At the most basic level, Collins says that a “level 5” executive or great leader is a “paradoxical blend of personal humility and professional will." “Level 5 leaders channel their ego away from themselves and into the larger goal of building a great company…their ambition is first and foremost for the institution, not themselves.”
Furthermore, level 5 great leaders differ from good leaders in terms of “the window and the mirror.”
- Great leaders—“look out the window to attribute success to factors outside themselves, [and] when things go poorly, they look in the mirror and blame themselves.”
- Good (non-great) leaders—“look in the mirror to take credit for success, but out the window to assign blame for disappointing results.”

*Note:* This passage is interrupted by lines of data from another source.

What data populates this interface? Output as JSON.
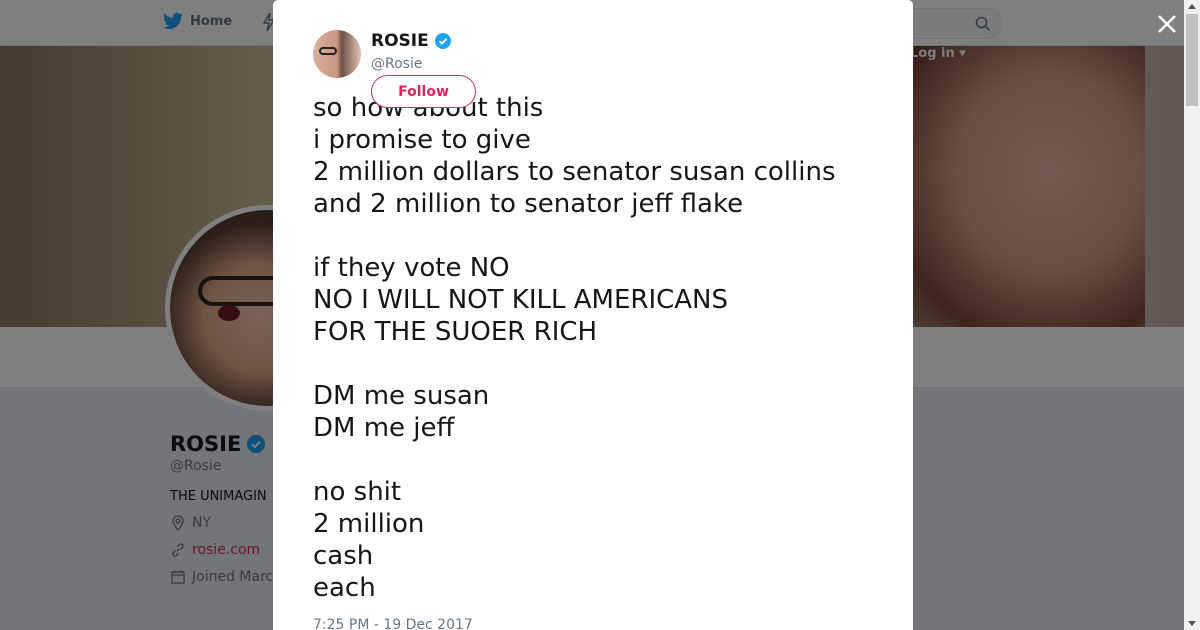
{
  "nav": {
    "home_label": "Home",
    "login_label": "Log in"
  },
  "profile": {
    "name": "ROSIE",
    "handle": "@Rosie",
    "bio_truncated": "THE UNIMAGIN",
    "location": "NY",
    "website": "rosie.com",
    "joined_truncated": "Joined Marc"
  },
  "tweet": {
    "author_name": "ROSIE",
    "author_handle": "@Rosie",
    "follow_label": "Follow",
    "lines": [
      "so how about this",
      "i promise to give",
      "2 million dollars to senator susan collins",
      "and 2 million to senator jeff flake",
      "",
      "if they vote NO",
      "NO I WILL NOT KILL AMERICANS",
      "FOR THE SUOER RICH",
      "",
      "DM me susan",
      "DM me jeff",
      "",
      "no shit",
      "2 million",
      "cash",
      "each"
    ],
    "timestamp": "7:25 PM - 19 Dec 2017"
  },
  "colors": {
    "accent": "#e0245e",
    "verified": "#1da1f2",
    "twitter_blue": "#1da1f2"
  },
  "icons": {
    "close": "close-icon",
    "verified": "verified-badge-icon",
    "bird": "twitter-bird-icon"
  }
}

Interestingly enough, many leaders attributed their company’s success to “good luck” and failures to “bad luck”. Collins writes: “Luck. What an odd factor to talk about. Yet, the good-to-great executives talked a lot about luck in our interviews. This doesn’t sound like Harvard or Yale MBAs talking does it?

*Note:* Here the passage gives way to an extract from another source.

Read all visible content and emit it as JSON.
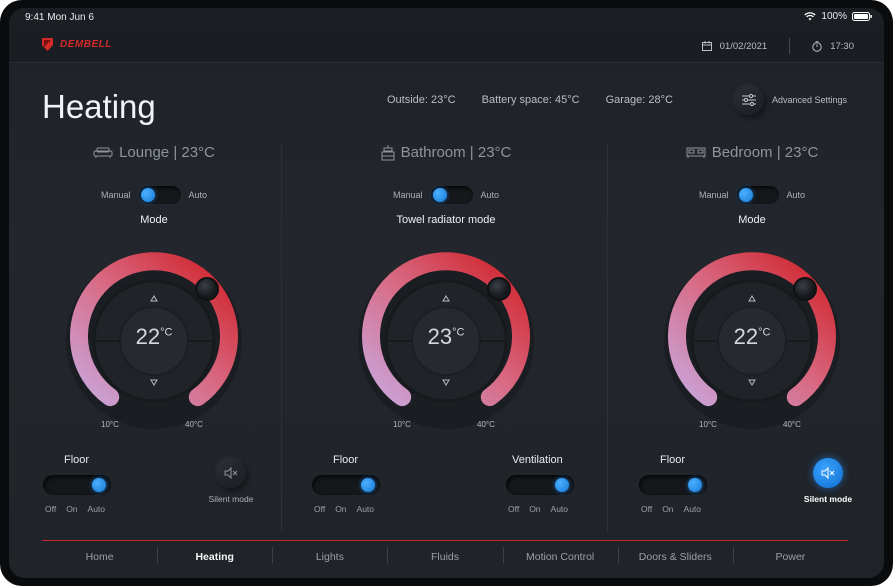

Collins comments on this bizarre and repeated reference to luck and states: “We were at first puzzled by this emphasis on good luck. After all, we found no evidence that the good-to-great companies were blessed with more good luck than the comparison companies.”
Where is G-d in the leaders' calculus for business success?It seems that the same good-to-great leaders that “look out the window to attribute success to factors outside themselves,” also are looking down at superstitious or “Vegas-style” factors of luck, rather than looking out the window and up to the heavens from where, traditionally speaking, divine will emanates.

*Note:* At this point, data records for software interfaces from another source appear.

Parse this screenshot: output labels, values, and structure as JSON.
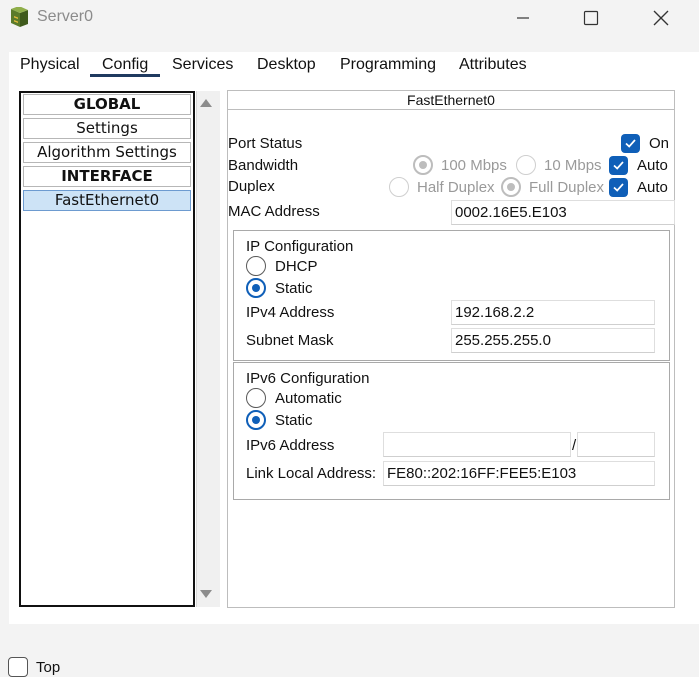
{
  "window": {
    "title": "Server0"
  },
  "tabs": [
    {
      "label": "Physical"
    },
    {
      "label": "Config"
    },
    {
      "label": "Services"
    },
    {
      "label": "Desktop"
    },
    {
      "label": "Programming"
    },
    {
      "label": "Attributes"
    }
  ],
  "sidebar": {
    "items": [
      {
        "label": "GLOBAL"
      },
      {
        "label": "Settings"
      },
      {
        "label": "Algorithm Settings"
      },
      {
        "label": "INTERFACE"
      },
      {
        "label": "FastEthernet0"
      }
    ]
  },
  "interface": {
    "title": "FastEthernet0",
    "port_status": {
      "label": "Port Status",
      "on_label": "On",
      "on_checked": true
    },
    "bandwidth": {
      "label": "Bandwidth",
      "opt1": "100 Mbps",
      "opt2": "10 Mbps",
      "auto_label": "Auto",
      "auto_checked": true
    },
    "duplex": {
      "label": "Duplex",
      "opt1": "Half Duplex",
      "opt2": "Full Duplex",
      "auto_label": "Auto",
      "auto_checked": true
    },
    "mac": {
      "label": "MAC Address",
      "value": "0002.16E5.E103"
    }
  },
  "ip_config": {
    "title": "IP Configuration",
    "dhcp_label": "DHCP",
    "static_label": "Static",
    "selected": "Static",
    "ipv4_label": "IPv4 Address",
    "ipv4_value": "192.168.2.2",
    "mask_label": "Subnet Mask",
    "mask_value": "255.255.255.0"
  },
  "ipv6_config": {
    "title": "IPv6 Configuration",
    "auto_label": "Automatic",
    "static_label": "Static",
    "selected": "Static",
    "ipv6_label": "IPv6 Address",
    "ipv6_value": "",
    "prefix_sep": "/",
    "prefix_value": "",
    "link_local_label": "Link Local Address:",
    "link_local_value": "FE80::202:16FF:FEE5:E103"
  },
  "footer": {
    "checkbox_label": "Top"
  },
  "colors": {
    "accent": "#0f5fb8",
    "tab_underline": "#1f3a5f",
    "selected_item": "#cde3f6"
  }
}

Perhaps, there should be a level 6 leader (after the level 5 great leader) that is “truly great” and this is the leader that not only has personal humility and professional will, but also belief in a power much higher than themselves that supersedes “good luck.”